by Scott Hensley
Advocates for the mandatory use of condoms in the production of porn films moved a step closer to victory in Los Angeles.
The city council there voted 9-1 in favor of an ordinance that would require use of condoms to protect performers from sexually transmitted diseases.
Under the new rule, filmmakers wouldn't get a permit to make a movie unless they comply with the condom requirement. The measure is expected to be signed into law, the Los Angeles Times reports.
A trade group for the filmmakers has opposed the mandate, saying it could actually weaken existing safety measures, including regular testing of performers. And the companies worry it will hurt sales.
"The easy headline here is that L.A. protects workers," says Tristan Taormino, a director and producer of porn films for Vivid Entertainment, one of the biggest companies in the industry. "Who doesn't want that?"

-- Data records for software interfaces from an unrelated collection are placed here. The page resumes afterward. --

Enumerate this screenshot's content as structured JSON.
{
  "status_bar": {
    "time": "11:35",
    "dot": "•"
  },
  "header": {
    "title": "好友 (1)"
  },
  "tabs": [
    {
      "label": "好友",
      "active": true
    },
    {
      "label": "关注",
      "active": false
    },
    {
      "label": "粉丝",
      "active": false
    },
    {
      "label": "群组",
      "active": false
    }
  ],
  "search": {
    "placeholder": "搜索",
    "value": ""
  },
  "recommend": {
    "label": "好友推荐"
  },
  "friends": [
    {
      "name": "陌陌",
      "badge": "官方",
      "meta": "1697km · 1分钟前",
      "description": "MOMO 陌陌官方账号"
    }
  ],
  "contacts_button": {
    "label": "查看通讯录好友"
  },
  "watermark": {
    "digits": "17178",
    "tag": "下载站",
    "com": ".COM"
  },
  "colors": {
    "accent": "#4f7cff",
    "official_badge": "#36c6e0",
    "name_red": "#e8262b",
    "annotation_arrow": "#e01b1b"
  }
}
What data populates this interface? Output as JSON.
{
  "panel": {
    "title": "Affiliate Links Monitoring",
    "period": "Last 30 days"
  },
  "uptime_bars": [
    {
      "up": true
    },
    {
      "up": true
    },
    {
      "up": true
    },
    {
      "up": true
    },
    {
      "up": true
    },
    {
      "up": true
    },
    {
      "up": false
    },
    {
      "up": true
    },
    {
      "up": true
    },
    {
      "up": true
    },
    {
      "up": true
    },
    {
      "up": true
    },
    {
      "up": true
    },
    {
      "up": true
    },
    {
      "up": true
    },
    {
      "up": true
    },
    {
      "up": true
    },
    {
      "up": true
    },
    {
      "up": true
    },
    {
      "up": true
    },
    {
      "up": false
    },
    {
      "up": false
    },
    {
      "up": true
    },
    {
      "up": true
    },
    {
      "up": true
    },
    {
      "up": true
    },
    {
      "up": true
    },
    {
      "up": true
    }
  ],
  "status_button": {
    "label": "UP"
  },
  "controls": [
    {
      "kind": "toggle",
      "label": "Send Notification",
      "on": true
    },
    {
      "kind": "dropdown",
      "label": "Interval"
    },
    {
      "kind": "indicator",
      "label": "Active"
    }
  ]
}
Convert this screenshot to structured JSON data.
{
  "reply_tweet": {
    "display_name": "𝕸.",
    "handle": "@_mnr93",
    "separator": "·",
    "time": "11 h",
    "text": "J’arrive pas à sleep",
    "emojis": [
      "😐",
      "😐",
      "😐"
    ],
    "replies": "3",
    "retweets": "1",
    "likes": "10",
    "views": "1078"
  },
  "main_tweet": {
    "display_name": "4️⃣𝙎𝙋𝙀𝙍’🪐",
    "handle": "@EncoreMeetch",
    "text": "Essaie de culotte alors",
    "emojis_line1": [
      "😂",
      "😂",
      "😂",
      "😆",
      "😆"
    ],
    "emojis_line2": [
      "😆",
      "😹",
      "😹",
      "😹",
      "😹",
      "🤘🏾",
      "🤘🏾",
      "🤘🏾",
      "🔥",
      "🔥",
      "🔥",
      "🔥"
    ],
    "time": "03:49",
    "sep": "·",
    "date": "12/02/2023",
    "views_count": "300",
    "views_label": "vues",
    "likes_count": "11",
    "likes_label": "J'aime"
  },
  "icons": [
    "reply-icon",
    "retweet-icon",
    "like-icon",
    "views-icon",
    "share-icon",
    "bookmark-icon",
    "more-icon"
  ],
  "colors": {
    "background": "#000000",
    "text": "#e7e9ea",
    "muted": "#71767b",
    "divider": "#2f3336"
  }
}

But she tells Shots, nobody has asked the workers what they want. "I want to empower the sex workers who are doing the actual work to assess the risks and to decide how they are going to take care of their own bodies and health," she says.
She would like to see testing performed every 15 days instead of 30. And condom-optional policies on the set should be "truly optional and transparent," she says. She says actors are concerned that condoms can interfere with their work.
It's difficult to describe the problem without getting graphic. "Some of these people are having intercourse for maybe two hours, and they could be doing that maybe 20 days a month," she says. Scenes take longer and there's discomfort for the workers from condoms, she says.
Overall, Taormino says, the industry's approach to "self-regulation worked as well as it could."
Supporters of the condom requirement disagree. The AIDS Healthcare Foundation, prime mover behind the measure, pushed for a ballot initiative that gathered more than 70,000 signatures and would have put the condom rule to a vote this year. The foundation says the porn industry hasn't policed itself adequately and that sexually transmitted diseases remain a problem in the business.
As the foundation's president, Michael Weinstein, told NPR in 2010, "We know that testing, while important, is not a substitute for condom use." People can become infected between tests.
Back in 2004, for instance, three female film performers became infected with HIV after having sex with a male performer who had tested negative shortly beforehand.
The Los Angeles City Council moved to make the rule an ordinance, eliminating the need for a expensive ballot measure.
Enforcing the rule could be a challenge. The council asked the city administration to put together a working group, including police and occupational health and safety officials, to figure out how the condom rule would be put into practice.
Some porn producers say they'll leave Los Angeles to film rather than comply. But that's not so easy to do, Taormino says. "I live in New York. I go to L.A. to make porn. I do that because L.A. is where all the talent is, and where it's 100 percent legal to rent a location and shoot sex. That's not true in New York."